Saturday, September 23, 2006

Constellation No. 2

"On such occasions I felt ashamed of myself and went about Peiskam with my head low, but I was ashamed only in front of Frau Kienesberger, nobody else, because in the meantime I had become supremely indifferent to everyone else. I had no explanation to offer, for the word despair would have been just as ludicrous as the word mad. I couldn't expect somebody like Frau Kienesberger to take it seriously. It's hard enough to convince oneself by using such words, let alone a difficult person like Frau Kienesberger, who is anything but simple; people are always talking about simple folk, yet nobody is more difficult, more complicated indeed, than these so-called simple folk. One can't expect them to take words like despair and mad seriously. So-called simple people are in reality the most complicated people, and I find it increasingly difficult to get on with them."

Thomas Bernhard, Concrete (1982), translated by David McLintock (New York, 1984): pp. 98-99.

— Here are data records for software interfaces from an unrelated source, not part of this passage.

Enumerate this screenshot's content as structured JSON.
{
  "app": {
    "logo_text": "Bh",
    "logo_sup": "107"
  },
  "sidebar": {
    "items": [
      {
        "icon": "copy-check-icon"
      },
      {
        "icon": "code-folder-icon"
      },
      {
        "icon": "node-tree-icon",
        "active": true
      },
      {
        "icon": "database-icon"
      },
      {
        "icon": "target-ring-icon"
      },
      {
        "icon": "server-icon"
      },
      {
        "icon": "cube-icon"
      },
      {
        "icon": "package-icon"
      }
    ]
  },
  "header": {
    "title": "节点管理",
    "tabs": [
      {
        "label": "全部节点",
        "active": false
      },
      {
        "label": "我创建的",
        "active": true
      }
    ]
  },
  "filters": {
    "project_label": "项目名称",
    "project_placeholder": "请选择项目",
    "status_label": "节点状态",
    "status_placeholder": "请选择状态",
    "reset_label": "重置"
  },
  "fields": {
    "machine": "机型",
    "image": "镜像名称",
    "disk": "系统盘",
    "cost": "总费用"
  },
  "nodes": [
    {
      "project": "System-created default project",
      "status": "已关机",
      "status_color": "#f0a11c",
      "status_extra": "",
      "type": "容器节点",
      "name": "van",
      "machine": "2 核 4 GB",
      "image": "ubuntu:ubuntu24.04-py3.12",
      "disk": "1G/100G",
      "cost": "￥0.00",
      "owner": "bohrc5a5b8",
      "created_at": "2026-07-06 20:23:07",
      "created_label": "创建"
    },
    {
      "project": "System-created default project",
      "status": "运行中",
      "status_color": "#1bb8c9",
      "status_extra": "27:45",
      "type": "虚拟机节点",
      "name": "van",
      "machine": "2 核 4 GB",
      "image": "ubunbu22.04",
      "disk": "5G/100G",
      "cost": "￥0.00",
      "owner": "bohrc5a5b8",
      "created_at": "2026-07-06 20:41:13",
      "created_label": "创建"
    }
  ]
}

"'You describe him as a kind of automatic dummy, with a mental antenna that responds to junk in the air--more precisely, to junk in the air that is blowing around more and more obviously, getting more and more widely accepted--and who thinks that that antenna is the most important part of the radio of his brain, its function being receiver as well as transmitter. What is so new about that?'

He is not a dummy, and his mind is far from being simple.

'Yes, I know your argument: that simple people are not simple at all; that, as a matter of fact, they are very complex--'

And that people's minds are becoming more and more complex, which does not of course mean that they are becoming more intelligent."

John Lukacs, "1966" from A Thread of Years (New Haven, 1999): p. 454-5.